The merits of learning from mistakes as well as successes
Indeed, if Thomas Edison had not viewed his thousands of failed attempts at inventing the light bulb as opportunities to learn, he could have stopped just one attempt away from succeeding to invent one of the world's most valuable inventions.
Although children have a long time before they have to deal with disappointments such as missing out to another candidate on a job interview or still having a low house deposit pot after years of hard work and saving, preparing them to draw the positives from their successes and failures will help them on the path to becoming well informed and well rounded individuals.
Whether it involves bouncing back from not being picked for a leading role in the Christmas nativity or celebrating outstanding SATs results, children may come to learn patience and perseverance from their 'failure' and take on the idea that hard work definitely pays off from their successes.
A fact sheet compiled by the Ohio State University gives parents the following guidance in their publication entitled 'Helping Children Achieve Success and Learn from Failure.'

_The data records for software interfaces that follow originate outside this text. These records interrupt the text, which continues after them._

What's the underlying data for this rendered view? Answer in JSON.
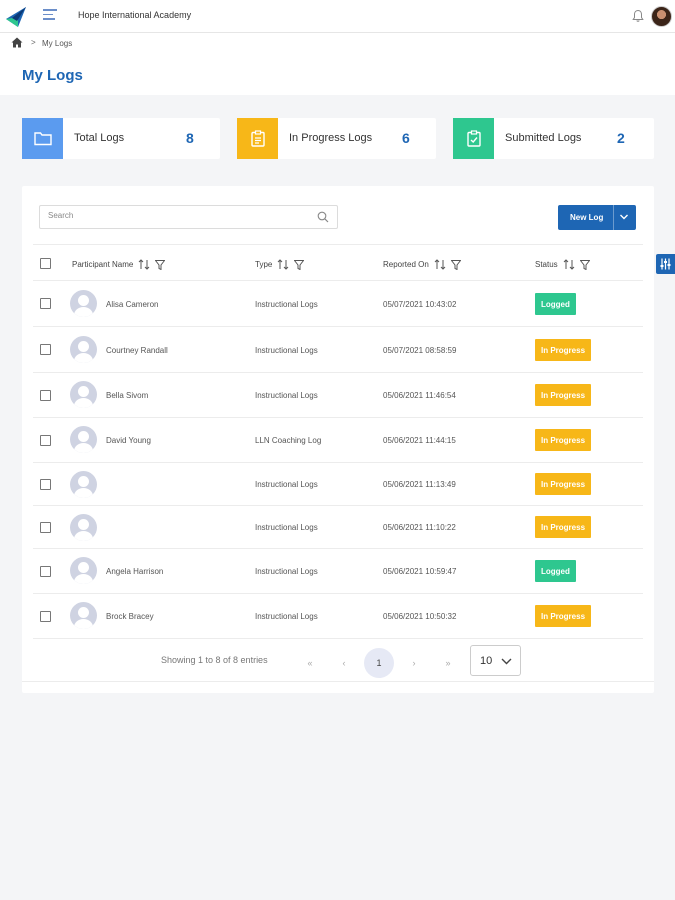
{
  "app": {
    "title": "Hope International Academy"
  },
  "breadcrumb": {
    "separator": ">",
    "current": "My Logs"
  },
  "page": {
    "title": "My Logs"
  },
  "stats": [
    {
      "label": "Total Logs",
      "value": "8",
      "color": "#5b9bef",
      "icon": "folder-icon"
    },
    {
      "label": "In Progress Logs",
      "value": "6",
      "color": "#f7b718",
      "icon": "clipboard-icon"
    },
    {
      "label": "Submitted Logs",
      "value": "2",
      "color": "#2ec78f",
      "icon": "clipboard-check-icon"
    }
  ],
  "search": {
    "placeholder": "Search"
  },
  "toolbar": {
    "new_log_label": "New Log"
  },
  "table": {
    "columns": [
      "Participant Name",
      "Type",
      "Reported On",
      "Status"
    ],
    "rows": [
      {
        "name": "Alisa Cameron",
        "type": "Instructional Logs",
        "reported": "05/07/2021 10:43:02",
        "status": "Logged"
      },
      {
        "name": "Courtney Randall",
        "type": "Instructional Logs",
        "reported": "05/07/2021 08:58:59",
        "status": "In Progress"
      },
      {
        "name": "Bella Sivom",
        "type": "Instructional Logs",
        "reported": "05/06/2021 11:46:54",
        "status": "In Progress"
      },
      {
        "name": "David Young",
        "type": "LLN Coaching Log",
        "reported": "05/06/2021 11:44:15",
        "status": "In Progress"
      },
      {
        "name": "",
        "type": "Instructional Logs",
        "reported": "05/06/2021 11:13:49",
        "status": "In Progress"
      },
      {
        "name": "",
        "type": "Instructional Logs",
        "reported": "05/06/2021 11:10:22",
        "status": "In Progress"
      },
      {
        "name": "Angela Harrison",
        "type": "Instructional Logs",
        "reported": "05/06/2021 10:59:47",
        "status": "Logged"
      },
      {
        "name": "Brock Bracey",
        "type": "Instructional Logs",
        "reported": "05/06/2021 10:50:32",
        "status": "In Progress"
      }
    ]
  },
  "status_colors": {
    "Logged": "#2ec78f",
    "In Progress": "#f7b718"
  },
  "pagination": {
    "info": "Showing 1 to 8 of 8 entries",
    "first": "«",
    "prev": "‹",
    "current": "1",
    "next": "›",
    "last": "»",
    "page_size": "10"
  },
  "colors": {
    "accent": "#1e66b4"
  }
}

- Provide guidance for your child. Children need to know that success and failures are a part of life. Knowing how to get back up and try again after a failure is an important lesson.
- Celebrate and discuss successes. Help your child see what he or she has done to enable a particular success.
- Be a role model for your child. Let your child observe you experiencing successes and failures. Through these observations your child will learn how you handle the emotions that accompany success and failure.
- Help your child learn to deal with his or her emotions. Children may experience joy, pride, guilt, shame, sadness, or a host of other emotions. Children need to talk about their feelings and emotions. Parents can help children learn how to express their emotions in a socially acceptable way.
- Help your child to develop positive social relationships that can provide support when things go wrong. Other caring adults and friends can also provide guidance and direction in a child's life. They can serve as role models. Your child can observe how they respond to success and failure.